### Goal of the exercise
Pick the lines holding the string "endpoints" out of the records and copy them.

[Component data from apps and pages]
++++++++

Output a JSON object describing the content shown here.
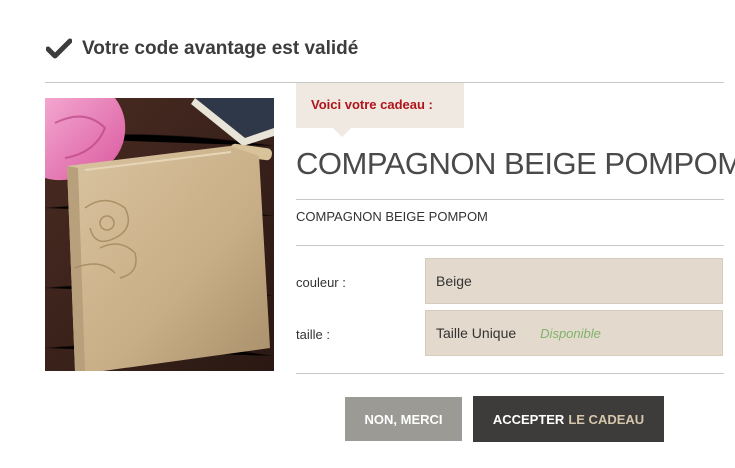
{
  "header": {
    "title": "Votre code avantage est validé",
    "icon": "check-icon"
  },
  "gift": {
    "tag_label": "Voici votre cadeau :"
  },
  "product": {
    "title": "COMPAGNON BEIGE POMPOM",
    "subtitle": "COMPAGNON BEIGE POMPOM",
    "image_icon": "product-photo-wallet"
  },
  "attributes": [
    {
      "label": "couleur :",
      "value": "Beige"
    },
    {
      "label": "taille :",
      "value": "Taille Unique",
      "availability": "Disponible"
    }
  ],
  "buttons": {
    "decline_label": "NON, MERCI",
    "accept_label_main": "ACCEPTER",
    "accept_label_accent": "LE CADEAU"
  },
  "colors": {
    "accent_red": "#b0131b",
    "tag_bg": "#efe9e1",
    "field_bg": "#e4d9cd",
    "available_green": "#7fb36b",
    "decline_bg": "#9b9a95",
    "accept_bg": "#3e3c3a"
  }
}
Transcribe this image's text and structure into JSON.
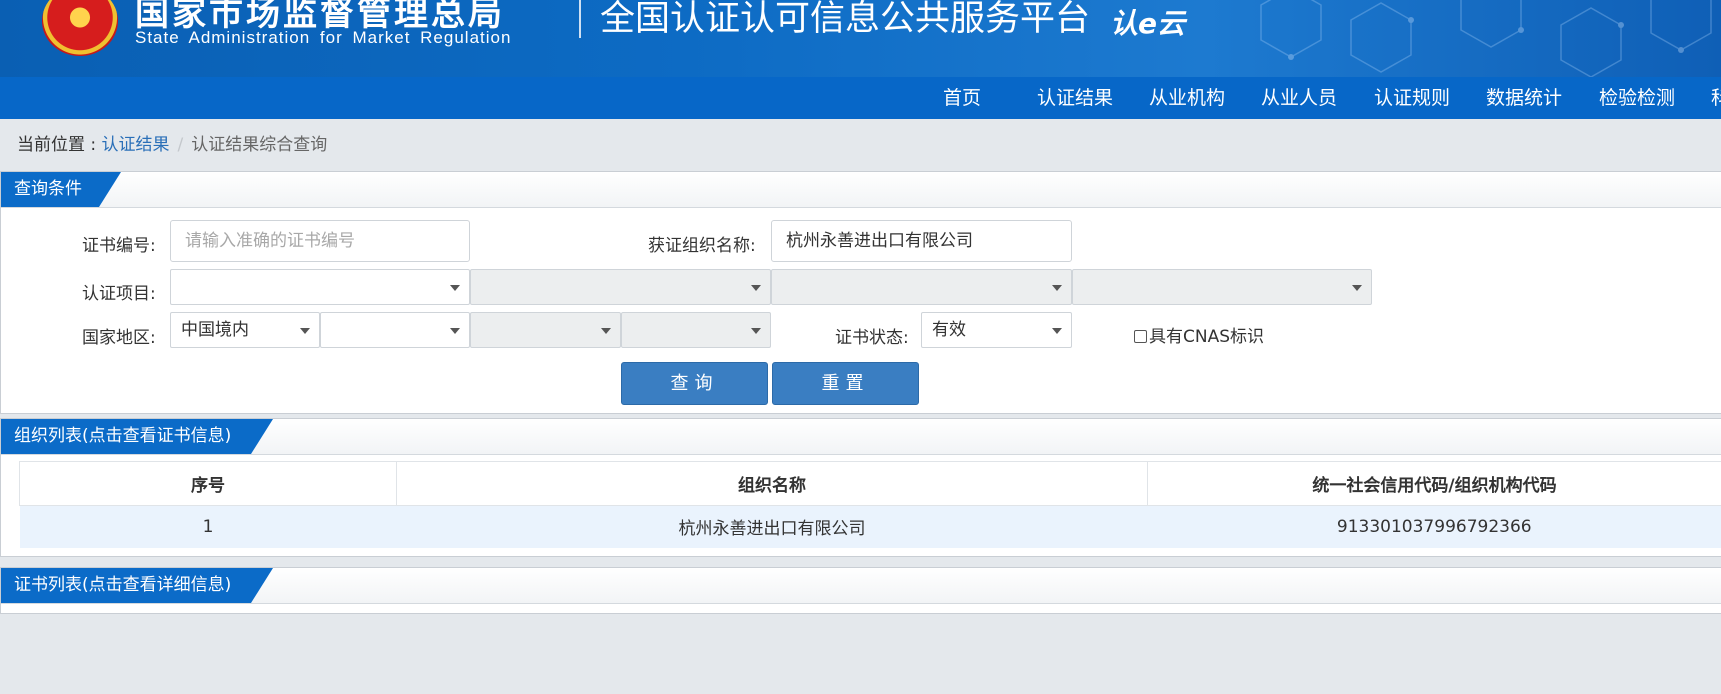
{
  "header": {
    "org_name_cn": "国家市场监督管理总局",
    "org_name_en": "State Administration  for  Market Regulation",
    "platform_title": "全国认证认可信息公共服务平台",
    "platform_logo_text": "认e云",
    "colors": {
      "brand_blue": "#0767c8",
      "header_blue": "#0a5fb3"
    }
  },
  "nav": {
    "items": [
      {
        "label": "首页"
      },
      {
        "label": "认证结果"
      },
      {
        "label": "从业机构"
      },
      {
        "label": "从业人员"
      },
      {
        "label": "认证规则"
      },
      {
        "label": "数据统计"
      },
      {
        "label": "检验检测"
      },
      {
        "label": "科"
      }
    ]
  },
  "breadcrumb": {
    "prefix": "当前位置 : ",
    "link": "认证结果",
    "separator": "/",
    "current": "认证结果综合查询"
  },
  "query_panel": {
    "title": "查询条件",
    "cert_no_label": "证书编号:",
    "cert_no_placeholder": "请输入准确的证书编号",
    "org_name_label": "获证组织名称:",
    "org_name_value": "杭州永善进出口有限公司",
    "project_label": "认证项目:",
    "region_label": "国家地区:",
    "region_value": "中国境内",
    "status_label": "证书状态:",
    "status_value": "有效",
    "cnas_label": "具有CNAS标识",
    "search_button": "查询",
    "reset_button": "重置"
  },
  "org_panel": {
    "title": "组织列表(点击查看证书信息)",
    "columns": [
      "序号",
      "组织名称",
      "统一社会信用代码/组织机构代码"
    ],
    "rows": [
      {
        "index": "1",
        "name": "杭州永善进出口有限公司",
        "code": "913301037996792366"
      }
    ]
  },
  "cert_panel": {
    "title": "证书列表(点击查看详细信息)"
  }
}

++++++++

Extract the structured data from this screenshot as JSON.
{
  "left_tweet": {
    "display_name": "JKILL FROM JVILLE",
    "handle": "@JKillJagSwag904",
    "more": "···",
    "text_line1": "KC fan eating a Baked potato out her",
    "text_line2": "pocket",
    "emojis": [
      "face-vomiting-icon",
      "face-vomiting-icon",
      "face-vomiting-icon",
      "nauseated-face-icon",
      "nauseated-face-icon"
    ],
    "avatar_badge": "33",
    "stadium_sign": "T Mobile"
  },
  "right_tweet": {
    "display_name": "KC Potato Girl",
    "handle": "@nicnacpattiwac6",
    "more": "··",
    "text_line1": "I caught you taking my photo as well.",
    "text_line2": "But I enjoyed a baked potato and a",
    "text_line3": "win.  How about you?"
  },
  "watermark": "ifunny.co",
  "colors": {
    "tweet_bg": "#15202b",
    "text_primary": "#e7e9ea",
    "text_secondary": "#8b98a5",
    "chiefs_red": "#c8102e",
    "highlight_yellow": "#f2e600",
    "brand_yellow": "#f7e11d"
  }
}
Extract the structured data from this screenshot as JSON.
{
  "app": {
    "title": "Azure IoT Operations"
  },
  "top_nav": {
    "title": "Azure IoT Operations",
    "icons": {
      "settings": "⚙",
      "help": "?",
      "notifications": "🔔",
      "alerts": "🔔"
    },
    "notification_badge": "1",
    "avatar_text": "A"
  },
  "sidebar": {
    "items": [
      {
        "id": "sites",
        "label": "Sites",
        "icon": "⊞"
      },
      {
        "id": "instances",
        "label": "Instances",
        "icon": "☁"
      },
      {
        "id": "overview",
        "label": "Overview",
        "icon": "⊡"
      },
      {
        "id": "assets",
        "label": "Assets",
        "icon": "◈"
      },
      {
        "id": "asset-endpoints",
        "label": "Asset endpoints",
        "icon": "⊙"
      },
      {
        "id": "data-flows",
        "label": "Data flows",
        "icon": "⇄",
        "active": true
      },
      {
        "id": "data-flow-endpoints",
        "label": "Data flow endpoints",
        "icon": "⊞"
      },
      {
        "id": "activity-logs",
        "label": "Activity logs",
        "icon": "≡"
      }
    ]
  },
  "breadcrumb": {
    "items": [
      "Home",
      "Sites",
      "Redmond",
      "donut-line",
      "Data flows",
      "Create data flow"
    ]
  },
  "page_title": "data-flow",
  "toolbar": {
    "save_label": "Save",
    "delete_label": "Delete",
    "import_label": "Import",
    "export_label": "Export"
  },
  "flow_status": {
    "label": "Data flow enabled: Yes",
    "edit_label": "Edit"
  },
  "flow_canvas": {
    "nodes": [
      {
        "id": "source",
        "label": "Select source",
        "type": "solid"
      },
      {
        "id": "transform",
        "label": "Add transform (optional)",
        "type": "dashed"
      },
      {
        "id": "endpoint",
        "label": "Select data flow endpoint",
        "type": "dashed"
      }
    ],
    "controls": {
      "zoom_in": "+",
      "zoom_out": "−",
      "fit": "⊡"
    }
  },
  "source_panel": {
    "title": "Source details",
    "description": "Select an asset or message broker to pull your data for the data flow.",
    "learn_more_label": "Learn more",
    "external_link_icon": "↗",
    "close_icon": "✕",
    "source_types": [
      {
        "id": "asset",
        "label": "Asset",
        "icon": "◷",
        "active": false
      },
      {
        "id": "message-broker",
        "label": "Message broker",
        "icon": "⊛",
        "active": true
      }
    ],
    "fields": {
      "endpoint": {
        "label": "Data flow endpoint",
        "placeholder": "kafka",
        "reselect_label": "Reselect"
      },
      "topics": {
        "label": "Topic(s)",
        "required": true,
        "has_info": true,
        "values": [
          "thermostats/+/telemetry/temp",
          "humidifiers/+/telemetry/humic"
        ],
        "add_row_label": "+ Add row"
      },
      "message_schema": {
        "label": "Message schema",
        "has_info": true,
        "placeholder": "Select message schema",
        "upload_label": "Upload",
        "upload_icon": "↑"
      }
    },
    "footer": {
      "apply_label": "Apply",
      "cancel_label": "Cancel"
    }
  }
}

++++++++

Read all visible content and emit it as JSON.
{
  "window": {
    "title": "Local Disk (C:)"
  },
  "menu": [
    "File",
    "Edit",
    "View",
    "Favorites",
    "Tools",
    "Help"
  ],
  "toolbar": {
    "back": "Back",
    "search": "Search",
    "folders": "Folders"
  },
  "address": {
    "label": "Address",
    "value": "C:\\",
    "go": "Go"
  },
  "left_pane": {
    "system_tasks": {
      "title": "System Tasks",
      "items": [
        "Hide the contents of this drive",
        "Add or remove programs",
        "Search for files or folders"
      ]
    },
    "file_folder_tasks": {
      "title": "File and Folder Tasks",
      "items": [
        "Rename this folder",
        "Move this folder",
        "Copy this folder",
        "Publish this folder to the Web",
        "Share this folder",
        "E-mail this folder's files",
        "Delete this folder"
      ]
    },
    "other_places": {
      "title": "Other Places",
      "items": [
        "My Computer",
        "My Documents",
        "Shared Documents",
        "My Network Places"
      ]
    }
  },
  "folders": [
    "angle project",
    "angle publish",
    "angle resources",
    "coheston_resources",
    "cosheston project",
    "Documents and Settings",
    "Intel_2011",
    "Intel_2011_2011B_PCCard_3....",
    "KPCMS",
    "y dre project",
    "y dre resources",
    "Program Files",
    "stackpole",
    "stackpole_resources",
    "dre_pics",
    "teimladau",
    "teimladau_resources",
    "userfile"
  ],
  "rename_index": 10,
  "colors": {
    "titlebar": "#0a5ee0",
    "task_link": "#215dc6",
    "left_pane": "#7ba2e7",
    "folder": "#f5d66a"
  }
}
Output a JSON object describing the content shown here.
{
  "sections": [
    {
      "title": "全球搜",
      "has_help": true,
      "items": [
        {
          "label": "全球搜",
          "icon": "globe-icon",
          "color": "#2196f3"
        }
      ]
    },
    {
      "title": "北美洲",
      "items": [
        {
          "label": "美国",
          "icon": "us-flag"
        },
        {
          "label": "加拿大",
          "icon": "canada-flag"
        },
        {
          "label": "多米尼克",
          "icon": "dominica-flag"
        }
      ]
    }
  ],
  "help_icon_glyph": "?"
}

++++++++

### Expected output
        "id": "asset-endpoints",
        "label": "Asset endpoints",
        "id": "data-flow-endpoints",
        "label": "Data flow endpoints",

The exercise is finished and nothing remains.